Upper St Martin's Lane

Upper St Martin’s Lane contains a number of theatres and eating places.

Gerrard St

Wardour St

Gerrard St has also featured in a number of posts such as ‘Meandering Through Soho’. During our residence in the 1970s, the 2004 Chinese-influenced street furniture did not exist. That same post also features ‘Les Miserables’ on Shaftesbury Avenue at the corner of Wardour Street.

James St

Wild Court

James St. and Wild Court are thriving Covent Garden thoroughfares.

Ian and I watched the highlights of the third day of the Oval Test Match. England were all out for 149, and, following on, were 203 for 6 at the close. For those who would like to know, teams are asked to take their second innings immediately after the first, when they have not scored enough runs. On this occasion, England were way short. It won’t take long to finish the game tomorrow.

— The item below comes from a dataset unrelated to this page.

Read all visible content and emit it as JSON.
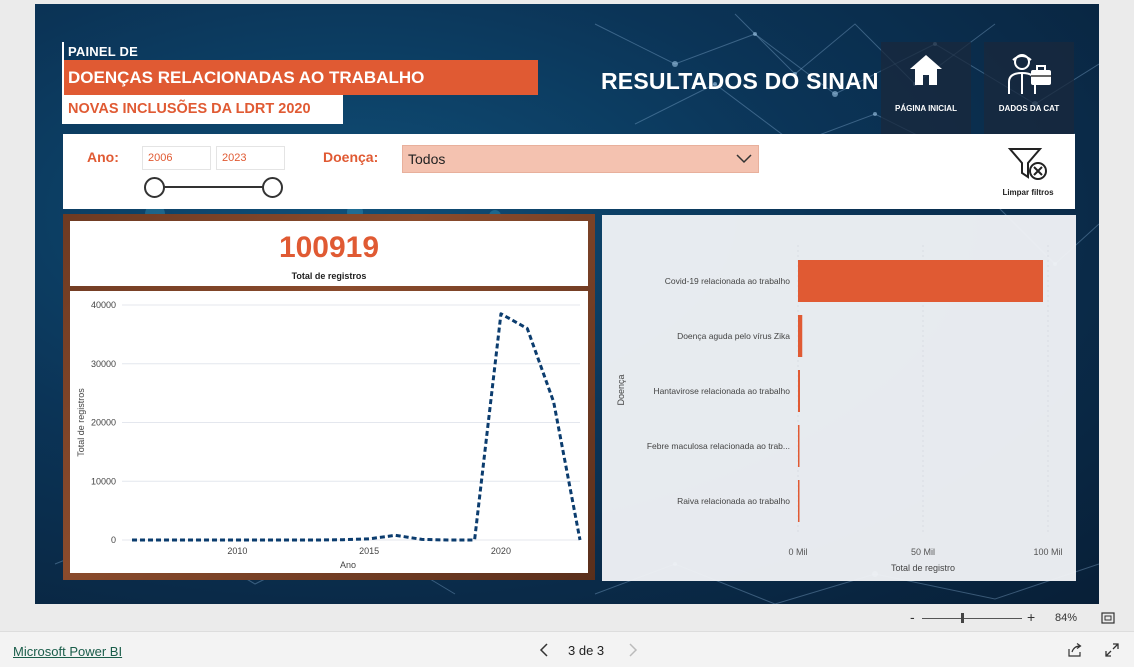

We had originally been booked into the Lymington Tapas bar on Becky’s birthday, the 19th. Neither Ian nor I were fit for it so it had been deferred until this evening. Now none of us is well enough to do it justice, so we had a takeaway delivered by Spice of India. My choice of the excellent repast was tender lamb vindaloo and special fried rice. We shared crisp poppadoms, onion bhajis, and salad. Ian and I drank Cobra beer, Jackie Hoegaarden, and Becky rose wine.